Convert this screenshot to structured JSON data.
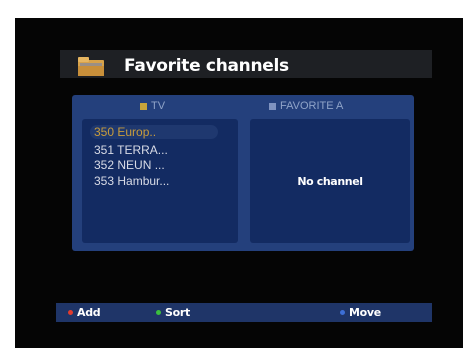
{
  "header": {
    "title": "Favorite channels",
    "icon": "folder-icon"
  },
  "columns": {
    "tv_label": "TV",
    "favorite_label": "FAVORITE A"
  },
  "channels": [
    {
      "label": "350 Europ..",
      "selected": true
    },
    {
      "label": "351  TERRA...",
      "selected": false
    },
    {
      "label": "352  NEUN ...",
      "selected": false
    },
    {
      "label": "353  Hambur...",
      "selected": false
    }
  ],
  "favorite_panel": {
    "empty_text": "No channel"
  },
  "footer": {
    "add_label": "Add",
    "add_color": "#e23b2e",
    "sort_label": "Sort",
    "sort_color": "#3bbf3e",
    "move_label": "Move",
    "move_color": "#3d6fd6"
  },
  "colors": {
    "panel": "#24407c",
    "list_bg": "#132b62",
    "selected_text": "#c89c3c"
  }
}
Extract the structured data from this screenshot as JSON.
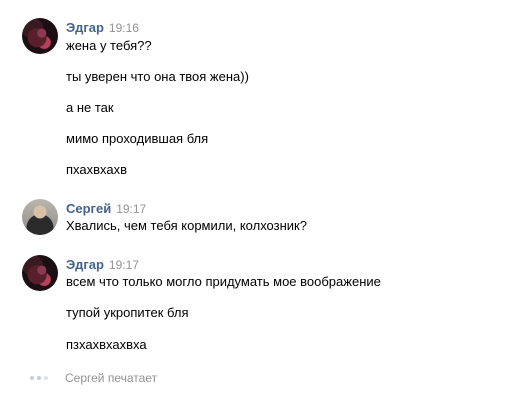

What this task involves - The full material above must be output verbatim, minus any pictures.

Result of the exercise -
Convert this screenshot to structured JSON data.
{
  "header": {
    "title": "Favorite channels",
    "icon": "folder-icon"
  },
  "columns": {
    "tv_label": "TV",
    "favorite_label": "FAVORITE A"
  },
  "channels": [
    {
      "label": "350 Europ..",
      "selected": true
    },
    {
      "label": "351  TERRA...",
      "selected": false
    },
    {
      "label": "352  NEUN ...",
      "selected": false
    },
    {
      "label": "353  Hambur...",
      "selected": false
    }
  ],
  "favorite_panel": {
    "empty_text": "No channel"
  },
  "footer": {
    "add_label": "Add",
    "add_color": "#e23b2e",
    "sort_label": "Sort",
    "sort_color": "#3bbf3e",
    "move_label": "Move",
    "move_color": "#3d6fd6"
  },
  "colors": {
    "panel": "#24407c",
    "list_bg": "#132b62",
    "selected_text": "#c89c3c"
  }
}
Extract the structured data from this screenshot as JSON.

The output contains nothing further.